Every new statistic must first be "verified" by an editor. This verification is not meant to be a mathematical verification, but only a quick check that the provided statistic seems to be meaningful.

# 5. Adding and editing wiki pages

## 5.1. How do I create a new wiki page?

You must have signed up for an account in order to be allowed to create a new wiki page. Only users with full editor rights can delete (obsolete) pages.

To create a new wiki page, simply type the page name into the URL. Alternatively, link the new page name from another wiki page, and then follow the link. Every new page should be linked from old pages.

## 5.2. What should a wiki page contain?

To create a new wiki page you should use one of the given templates. We provide templates for combinatorial collections, maps and statistics.

• All combinatorial objects should have top-level pages (e.g. Permutations).

• All combinatorial statistics correspond to some combinatorial object. Its wiki page should thus be on the second level, below the combinatorial object. For an example, see Permutations/Descents-Major.

• All combinatorial statistics should be linked from the Statistics section in the corresponding combinatorial object, see e.g. Permutations#Statistics.

• Combinatorial maps are treated in the same way as combinatorial statistics, see e.g. Permutations#Maps.

## 5.4. References

The macro for references can be used in the following 4 ways:

• Reference(identifier,author,title,publishing information) simply defines a reference
• Example: <<Reference("Nob12","A. Nobody","A proof of the Riemann hypothesis","Some journal '''1''' (2012)")>> renders as [Nob12].

• Reference(identifier,author,title,publishing information) defines a reference with some additional infos
• Example: <<Reference("Yes12","A. Yesbody","No proof of the Riemann hypothesis","Some journal '''2''' (2012)","Theorem 1")>> renders as [Yes12, Theorem 1].

• Reference(identifier) produces another instance of a reference
• Example: <<Reference("Yes12")>> renders as [Yes12].

• Reference(identifier) produces another instance of a reference plus some additional infos
• Example: <<Reference("Yes12","Theorem 3.14")>> renders as [Yes12, Theorem 3.14].

The list of references is produced by calling <<Reference>> without any parameters:

References:

[Nob12]   A. Nobody, A proof of the Riemann hypothesis, Some journal 1 (2012).

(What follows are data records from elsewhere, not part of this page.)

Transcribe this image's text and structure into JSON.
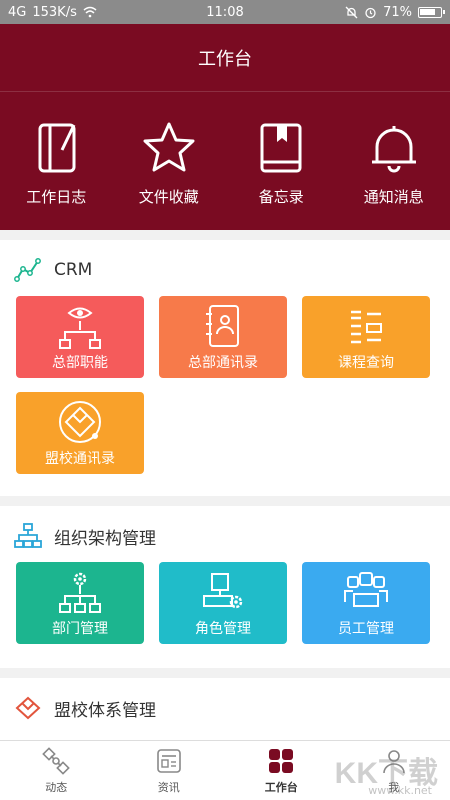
{
  "status_bar": {
    "signal": "4G",
    "speed": "153K/s",
    "time": "11:08",
    "battery": "71%"
  },
  "header": {
    "title": "工作台",
    "quick": [
      {
        "label": "工作日志",
        "icon": "notebook-icon"
      },
      {
        "label": "文件收藏",
        "icon": "star-icon"
      },
      {
        "label": "备忘录",
        "icon": "book-icon"
      },
      {
        "label": "通知消息",
        "icon": "bell-icon"
      }
    ]
  },
  "sections": {
    "crm": {
      "title": "CRM",
      "tiles": [
        {
          "label": "总部职能",
          "color": "#f55b5b",
          "icon": "eye-org-icon"
        },
        {
          "label": "总部通讯录",
          "color": "#f77a4a",
          "icon": "contacts-icon"
        },
        {
          "label": "课程查询",
          "color": "#f9a12a",
          "icon": "list-icon"
        },
        {
          "label": "盟校通讯录",
          "color": "#f9a12a",
          "icon": "diamond-icon"
        }
      ]
    },
    "org": {
      "title": "组织架构管理",
      "tiles": [
        {
          "label": "部门管理",
          "color": "#1cb58f",
          "icon": "org-gear-icon"
        },
        {
          "label": "角色管理",
          "color": "#20bcc9",
          "icon": "role-gear-icon"
        },
        {
          "label": "员工管理",
          "color": "#3aaaf0",
          "icon": "staff-icon"
        }
      ]
    },
    "league": {
      "title": "盟校体系管理"
    }
  },
  "bottom_nav": [
    {
      "label": "动态",
      "icon": "satellite-icon"
    },
    {
      "label": "资讯",
      "icon": "news-icon"
    },
    {
      "label": "工作台",
      "icon": "grid-icon"
    },
    {
      "label": "我",
      "icon": "person-icon"
    }
  ],
  "watermark": {
    "text": "KK下载",
    "url": "www.kk.net"
  }
}
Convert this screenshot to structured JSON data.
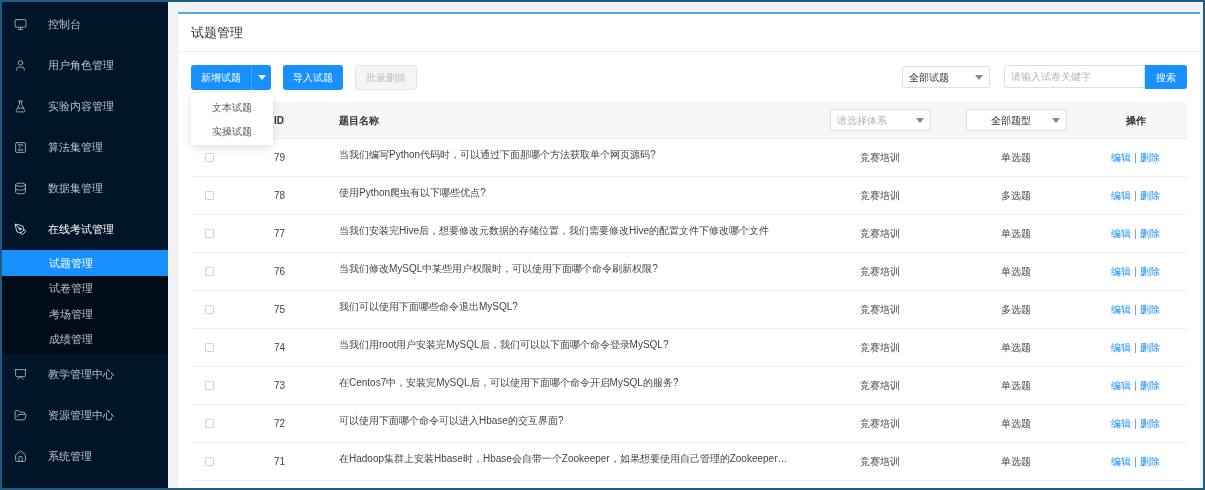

[Yes12]   A. Yesbody, No proof of the Riemann hypothesis, Some journal 2 (2012).

# 6. Combinatorial maps

## 6.1. Browsing combinatorial maps

See the pdf of the graph of all combinatorial maps.